Exercise description:
Omit all pictures and give the records below again exactly as written.

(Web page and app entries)
=======
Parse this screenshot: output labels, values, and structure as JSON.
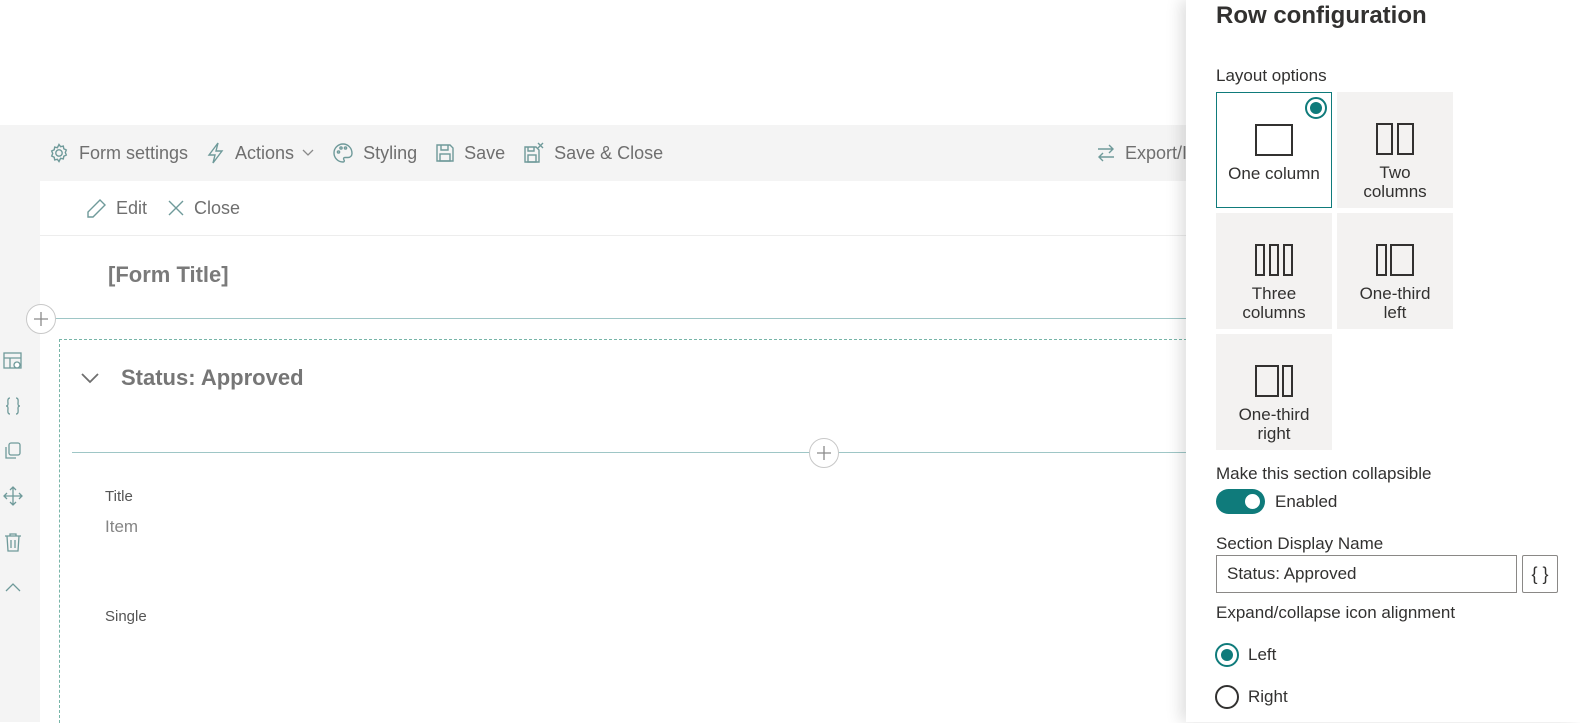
{
  "toolbar": {
    "form_settings": "Form settings",
    "actions": "Actions",
    "styling": "Styling",
    "save": "Save",
    "save_close": "Save & Close",
    "export": "Export/I"
  },
  "command_bar": {
    "edit": "Edit",
    "close": "Close"
  },
  "form": {
    "title": "[Form Title]",
    "section_name": "Status: Approved",
    "fields": [
      {
        "label": "Title",
        "value": "Item"
      },
      {
        "label": "Single",
        "value": ""
      }
    ]
  },
  "rail_icons": [
    "layout-settings-icon",
    "braces-icon",
    "copy-icon",
    "move-icon",
    "delete-icon",
    "chevron-up-icon"
  ],
  "panel": {
    "title": "Row configuration",
    "layout_options_label": "Layout options",
    "layouts": [
      {
        "label": "One column",
        "selected": true,
        "icon": "one-column-icon"
      },
      {
        "label": "Two columns",
        "selected": false,
        "icon": "two-columns-icon"
      },
      {
        "label": "Three columns",
        "selected": false,
        "icon": "three-columns-icon"
      },
      {
        "label": "One-third left",
        "selected": false,
        "icon": "one-third-left-icon"
      },
      {
        "label": "One-third right",
        "selected": false,
        "icon": "one-third-right-icon"
      }
    ],
    "collapsible_label": "Make this section collapsible",
    "collapsible_state": "Enabled",
    "display_name_label": "Section Display Name",
    "display_name_value": "Status: Approved",
    "brace_button": "{ }",
    "alignment_label": "Expand/collapse icon alignment",
    "alignment_options": [
      "Left",
      "Right"
    ],
    "alignment_selected": "Left"
  },
  "colors": {
    "accent": "#0f7b7b",
    "toolbar_bg": "#f4f4f4",
    "tile_bg": "#f3f2f1"
  }
}
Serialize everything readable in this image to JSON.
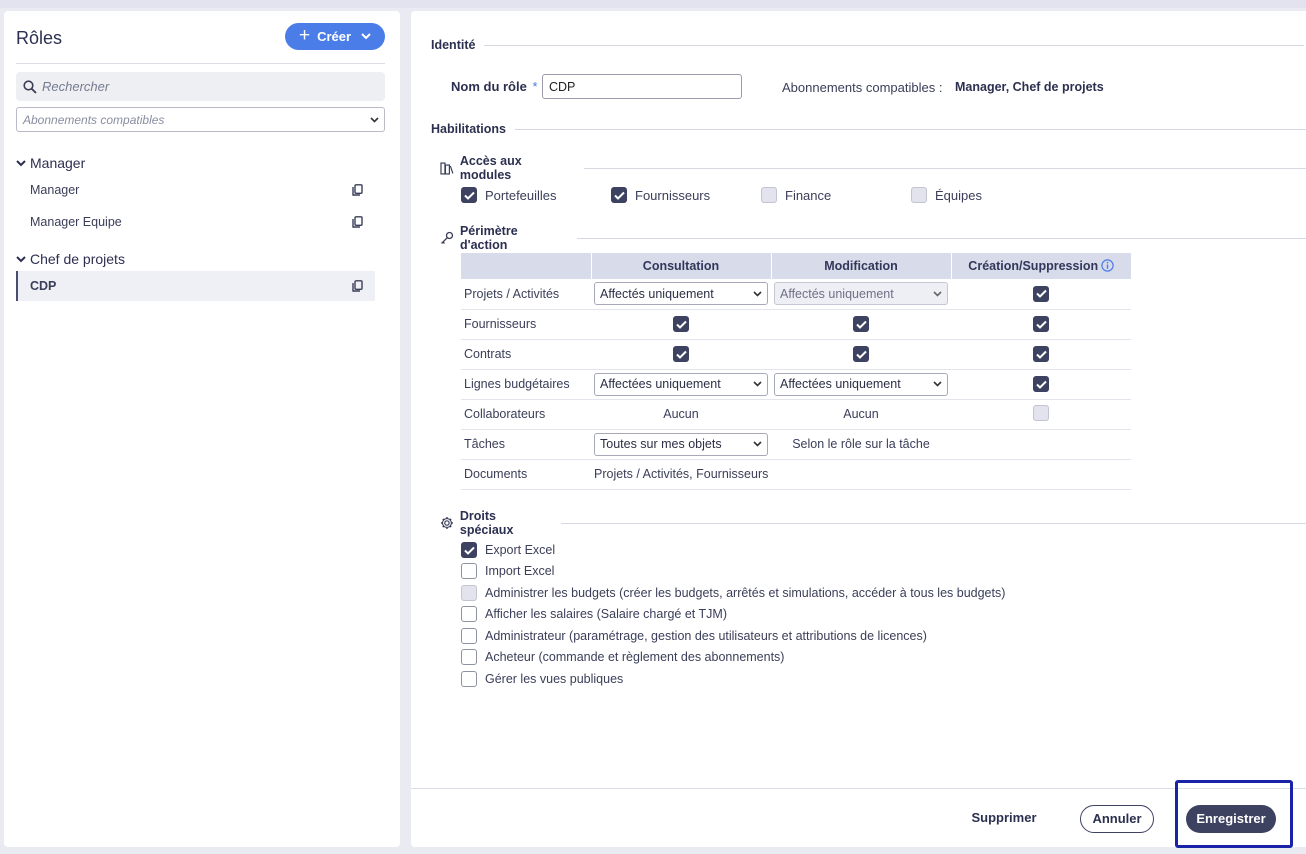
{
  "sidebar": {
    "title": "Rôles",
    "create_label": "Créer",
    "search_placeholder": "Rechercher",
    "filter_placeholder": "Abonnements compatibles",
    "groups": [
      {
        "label": "Manager",
        "items": [
          {
            "label": "Manager"
          },
          {
            "label": "Manager Equipe"
          }
        ]
      },
      {
        "label": "Chef de projets",
        "items": [
          {
            "label": "CDP"
          }
        ]
      }
    ]
  },
  "main": {
    "identity": {
      "heading": "Identité",
      "role_name_label": "Nom du rôle",
      "required_mark": "*",
      "role_name_value": "CDP",
      "subscriptions_label": "Abonnements compatibles :",
      "subscriptions_value": "Manager, Chef de projets"
    },
    "habilitations": {
      "heading": "Habilitations",
      "modules_heading": "Accès aux modules",
      "modules": [
        {
          "label": "Portefeuilles",
          "checked": true
        },
        {
          "label": "Fournisseurs",
          "checked": true
        },
        {
          "label": "Finance",
          "checked": false
        },
        {
          "label": "Équipes",
          "checked": false
        }
      ],
      "perimeter_heading": "Périmètre d'action",
      "columns": [
        "Consultation",
        "Modification",
        "Création/Suppression"
      ],
      "rows": [
        {
          "label": "Projets / Activités",
          "consultation": "Affectés uniquement",
          "modification": "Affectés uniquement"
        },
        {
          "label": "Fournisseurs"
        },
        {
          "label": "Contrats"
        },
        {
          "label": "Lignes budgétaires",
          "consultation": "Affectées uniquement",
          "modification": "Affectées uniquement"
        },
        {
          "label": "Collaborateurs",
          "consultation": "Aucun",
          "modification": "Aucun"
        },
        {
          "label": "Tâches",
          "consultation": "Toutes sur mes objets",
          "modification": "Selon le rôle sur la tâche"
        },
        {
          "label": "Documents",
          "consultation": "Projets / Activités, Fournisseurs"
        }
      ]
    },
    "special": {
      "heading": "Droits spéciaux",
      "items": [
        {
          "label": "Export Excel",
          "state": "checked"
        },
        {
          "label": "Import Excel",
          "state": "unchecked"
        },
        {
          "label": "Administrer les budgets (créer les budgets, arrêtés et simulations, accéder à tous les budgets)",
          "state": "disabled"
        },
        {
          "label": "Afficher les salaires (Salaire chargé et TJM)",
          "state": "unchecked"
        },
        {
          "label": "Administrateur (paramétrage, gestion des utilisateurs et attributions de licences)",
          "state": "unchecked"
        },
        {
          "label": "Acheteur (commande et règlement des abonnements)",
          "state": "unchecked"
        },
        {
          "label": "Gérer les vues publiques",
          "state": "unchecked"
        }
      ]
    },
    "footer": {
      "delete_label": "Supprimer",
      "cancel_label": "Annuler",
      "save_label": "Enregistrer"
    }
  },
  "colors": {
    "accent": "#4a7de8",
    "primary_dark": "#3e4261",
    "table_header": "#d8dbe9",
    "highlight_box": "#1a22a8"
  },
  "icons": [
    "plus-icon",
    "chevron-down-icon",
    "search-icon",
    "copy-icon",
    "modules-icon",
    "key-icon",
    "gear-icon",
    "info-icon",
    "check-icon"
  ]
}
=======
Response for this exercise:
Parse this screenshot: output labels, values, and structure as JSON.
{
  "toolbar": {
    "form_settings": "Form settings",
    "actions": "Actions",
    "styling": "Styling",
    "save": "Save",
    "save_close": "Save & Close",
    "export": "Export/I"
  },
  "command_bar": {
    "edit": "Edit",
    "close": "Close"
  },
  "form": {
    "title": "[Form Title]",
    "section_name": "Status: Approved",
    "fields": [
      {
        "label": "Title",
        "value": "Item"
      },
      {
        "label": "Single",
        "value": ""
      }
    ]
  },
  "rail_icons": [
    "layout-settings-icon",
    "braces-icon",
    "copy-icon",
    "move-icon",
    "delete-icon",
    "chevron-up-icon"
  ],
  "panel": {
    "title": "Row configuration",
    "layout_options_label": "Layout options",
    "layouts": [
      {
        "label": "One column",
        "selected": true,
        "icon": "one-column-icon"
      },
      {
        "label": "Two columns",
        "selected": false,
        "icon": "two-columns-icon"
      },
      {
        "label": "Three columns",
        "selected": false,
        "icon": "three-columns-icon"
      },
      {
        "label": "One-third left",
        "selected": false,
        "icon": "one-third-left-icon"
      },
      {
        "label": "One-third right",
        "selected": false,
        "icon": "one-third-right-icon"
      }
    ],
    "collapsible_label": "Make this section collapsible",
    "collapsible_state": "Enabled",
    "display_name_label": "Section Display Name",
    "display_name_value": "Status: Approved",
    "brace_button": "{ }",
    "alignment_label": "Expand/collapse icon alignment",
    "alignment_options": [
      "Left",
      "Right"
    ],
    "alignment_selected": "Left"
  },
  "colors": {
    "accent": "#0f7b7b",
    "toolbar_bg": "#f4f4f4",
    "tile_bg": "#f3f2f1"
  }
}
Serialize everything readable in this image to JSON.
{
  "sidebar": {
    "title": "Rôles",
    "create_label": "Créer",
    "search_placeholder": "Rechercher",
    "filter_placeholder": "Abonnements compatibles",
    "groups": [
      {
        "label": "Manager",
        "items": [
          {
            "label": "Manager"
          },
          {
            "label": "Manager Equipe"
          }
        ]
      },
      {
        "label": "Chef de projets",
        "items": [
          {
            "label": "CDP"
          }
        ]
      }
    ]
  },
  "main": {
    "identity": {
      "heading": "Identité",
      "role_name_label": "Nom du rôle",
      "required_mark": "*",
      "role_name_value": "CDP",
      "subscriptions_label": "Abonnements compatibles :",
      "subscriptions_value": "Manager, Chef de projets"
    },
    "habilitations": {
      "heading": "Habilitations",
      "modules_heading": "Accès aux modules",
      "modules": [
        {
          "label": "Portefeuilles",
          "checked": true
        },
        {
          "label": "Fournisseurs",
          "checked": true
        },
        {
          "label": "Finance",
          "checked": false
        },
        {
          "label": "Équipes",
          "checked": false
        }
      ],
      "perimeter_heading": "Périmètre d'action",
      "columns": [
        "Consultation",
        "Modification",
        "Création/Suppression"
      ],
      "rows": [
        {
          "label": "Projets / Activités",
          "consultation": "Affectés uniquement",
          "modification": "Affectés uniquement"
        },
        {
          "label": "Fournisseurs"
        },
        {
          "label": "Contrats"
        },
        {
          "label": "Lignes budgétaires",
          "consultation": "Affectées uniquement",
          "modification": "Affectées uniquement"
        },
        {
          "label": "Collaborateurs",
          "consultation": "Aucun",
          "modification": "Aucun"
        },
        {
          "label": "Tâches",
          "consultation": "Toutes sur mes objets",
          "modification": "Selon le rôle sur la tâche"
        },
        {
          "label": "Documents",
          "consultation": "Projets / Activités, Fournisseurs"
        }
      ]
    },
    "special": {
      "heading": "Droits spéciaux",
      "items": [
        {
          "label": "Export Excel",
          "state": "checked"
        },
        {
          "label": "Import Excel",
          "state": "unchecked"
        },
        {
          "label": "Administrer les budgets (créer les budgets, arrêtés et simulations, accéder à tous les budgets)",
          "state": "disabled"
        },
        {
          "label": "Afficher les salaires (Salaire chargé et TJM)",
          "state": "unchecked"
        },
        {
          "label": "Administrateur (paramétrage, gestion des utilisateurs et attributions de licences)",
          "state": "unchecked"
        },
        {
          "label": "Acheteur (commande et règlement des abonnements)",
          "state": "unchecked"
        },
        {
          "label": "Gérer les vues publiques",
          "state": "unchecked"
        }
      ]
    },
    "footer": {
      "delete_label": "Supprimer",
      "cancel_label": "Annuler",
      "save_label": "Enregistrer"
    }
  },
  "colors": {
    "accent": "#4a7de8",
    "primary_dark": "#3e4261",
    "table_header": "#d8dbe9",
    "highlight_box": "#1a22a8"
  },
  "icons": [
    "plus-icon",
    "chevron-down-icon",
    "search-icon",
    "copy-icon",
    "modules-icon",
    "key-icon",
    "gear-icon",
    "info-icon",
    "check-icon"
  ]
}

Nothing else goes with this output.